Hedge school Term Timeline in Translations

The timeline below shows where the term Hedge school appears in Translations. The colored dots and icons indicate which themes are associated with that appearance.
Act 1
Language, Culture, and Identity Theme Icon
Colonialism and Cultural Imperialism Theme Icon
...Irish-Speaking townland of Baile Bag/Balleybeg in County Donegal, Ireland. Manus and Sarah are in a hedge school situated in a dusty old barn, full of disused farm instruments alongside the students’ stools... (full context)
Colonialism and Cultural Imperialism Theme Icon
...a job at the national school that is soon opening, because it will put the hedge school out of business. He says he cannot apply because his father already has. Sarah is... (full context)
Language, Culture, and Identity Theme Icon
Colonialism and Cultural Imperialism Theme Icon
...him to take it over when it opens and run it as he runs the hedge school . (full context)
Act 2, Scene 1
Language, Culture, and Identity Theme Icon

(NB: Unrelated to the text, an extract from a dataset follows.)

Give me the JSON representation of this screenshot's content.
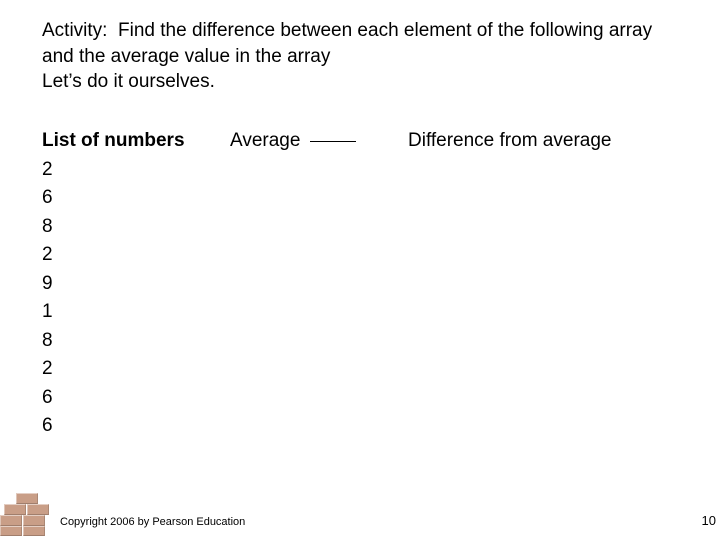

Colonialism and Cultural Imperialism Theme Icon
...Manus refers to as “the colonist.” Manus has been offered a job to start another hedge school on Inis Meadhon, an island fifty miles south. Owen congratulations Manus and insists he and... (full context)